substitution of N375 to N339 resulted an increase of hardness value by 3 units.
Similarly, this can also be explained that the N339 has higher structure as
compared to N375. However, the opposite phenomenon was found to be occurred
in the compounds C1/C2 where the hardness decreased by 3 units even though the
relatively higher structure of black, i.e., N339 was used. This can be explained
by the addition of oil in the compound C1/C2 probably has influenced the hardness
value. In the absence oil, it was observed that the use of relatively higher
structure of carbon black has contributed to a certain extent of higher hardness
value. In addition, the maximum torque is correlated with hardness and modulus
(Teh et al., 2003). From Table
3, the maximum torque was higher in A1 and hence the increase of hardness
Rebound resilience: The rebound resilience test was carried out in accordance
the ISO 4662:1986 test method. Rebound resilience is the ratio of the energy
of the indentor after impact to its energy before impact expressed as a percentage.
Generally, the rebound resilience values did not show significant effect on
different carbon black grades tested in this experiment as shown in the Table
4. However, this could only be true in the B1/B2 and C1/C2 compounds.
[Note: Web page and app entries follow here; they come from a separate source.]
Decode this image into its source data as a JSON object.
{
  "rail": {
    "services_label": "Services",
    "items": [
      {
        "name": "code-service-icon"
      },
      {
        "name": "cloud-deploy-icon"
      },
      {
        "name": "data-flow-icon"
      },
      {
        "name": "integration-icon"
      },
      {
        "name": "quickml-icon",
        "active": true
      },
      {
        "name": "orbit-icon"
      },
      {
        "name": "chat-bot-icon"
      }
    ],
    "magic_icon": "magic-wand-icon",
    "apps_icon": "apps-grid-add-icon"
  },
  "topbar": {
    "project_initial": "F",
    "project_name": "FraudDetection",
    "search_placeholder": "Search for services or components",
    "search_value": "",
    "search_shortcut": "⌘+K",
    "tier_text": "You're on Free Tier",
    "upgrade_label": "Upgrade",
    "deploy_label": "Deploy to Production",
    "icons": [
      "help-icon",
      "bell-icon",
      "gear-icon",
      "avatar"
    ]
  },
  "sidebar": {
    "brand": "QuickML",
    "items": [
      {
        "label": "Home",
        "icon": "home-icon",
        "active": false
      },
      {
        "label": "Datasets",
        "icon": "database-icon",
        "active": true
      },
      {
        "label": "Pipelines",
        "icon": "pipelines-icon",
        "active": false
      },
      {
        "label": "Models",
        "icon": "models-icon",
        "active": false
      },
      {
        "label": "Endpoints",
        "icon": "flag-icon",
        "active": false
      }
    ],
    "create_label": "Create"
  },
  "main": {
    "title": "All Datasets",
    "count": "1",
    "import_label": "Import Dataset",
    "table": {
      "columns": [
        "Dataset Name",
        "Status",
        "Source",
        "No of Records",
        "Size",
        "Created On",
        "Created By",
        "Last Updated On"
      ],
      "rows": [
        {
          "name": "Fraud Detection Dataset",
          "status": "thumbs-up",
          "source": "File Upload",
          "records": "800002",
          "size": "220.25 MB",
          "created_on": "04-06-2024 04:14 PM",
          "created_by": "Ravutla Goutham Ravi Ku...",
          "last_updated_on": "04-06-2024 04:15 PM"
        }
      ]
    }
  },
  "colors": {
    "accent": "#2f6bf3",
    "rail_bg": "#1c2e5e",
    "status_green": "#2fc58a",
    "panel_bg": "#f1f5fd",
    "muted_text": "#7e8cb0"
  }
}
In
compound A2, where the carbon black grade was substituted from N550 to N660,
the resilience increased by about 6 units. Perhaps this could be due to the
drop of hardness value hence contributed to the higher value of rebound resilience.
Rios et al. (2001) found that there was an inverse
relationship between hardness and resilience. If the hardness achieved was high,
the resilience decreased because there were more points of slippage between
the reinforcement and the matrix and also because of the reinforcing material
tends to clump together so that particles touch one another instead of being
totally embedded in the rubber matrix.
Tensile strength: According to Edwards (1990)
the term reinforcement by the carbon black filler will refer simply to the striking
changes in stress-strain properties brought about by the presence of reinforcing
particles in the rubber vulcanizate. Table 4 shows the effect
of different carbon black grades tested against the tensile properties in the
tread compounds measured according to ISO 37:1994. Surprisingly, the tensile
strength values showed almost no effect due to the substitution of N375/N339
and N550/N660 carbon black in all the formulations.
This finding is consistent with Baker (1978) where
they found that the two improved blacks, N339 and N375, showed no distinct advantages
over the two normal blacks, N220 and N330, in the vulcanizate properties examined.
The N339 black deviates slightly from the general trend shown by the others
in tensile strength and elongation at break, showing slightly lower values than
the other blacks at lower loadings, but the differences are not large.
Tear strength: The tensile strength values for all compounds vary from 16.5 to 21.2 MPa as shown in Table 4. There were very minimal effect to be observed to the compounds A1/A2 and B1/B2. However, in compound C2 the tear strength value increased by 4 units. Unlike the tensile strength values, the compounds C1/C2 appeared to having very much higher tear strength than A1/A2 and B1/B2. This can be explained by the relatively lower hardness values in compounds C1/C2 against compounds B1/B2. Furthermore according to researchers, a decrease in particle size results in increase in tear strength. This was apparent in the compound C2 where carbon black of N339 was used instead of N375. However, the same phenomenon did not happen in the compound B2 despite the same N339 grade was used.
From the observations and results obtained, the following conclusions can be
||The NR compound containing high structure black i.e., N550
showed higher torque and shorter cure times as compared to low structure
black of N660 grade. However, this effect was not observed in the NR/SBR
blends compound tested in this experimental works
||The use of low and high structures black grades i.e., N375 and N339 showed
a little influence on the physical properties such as hardness, rebound
resilience, tensile and tear strength in NR/SBR blends compound.
The authors wish to acknowledge Universiti Malaysia Pahang for the financial support for the publication of this research.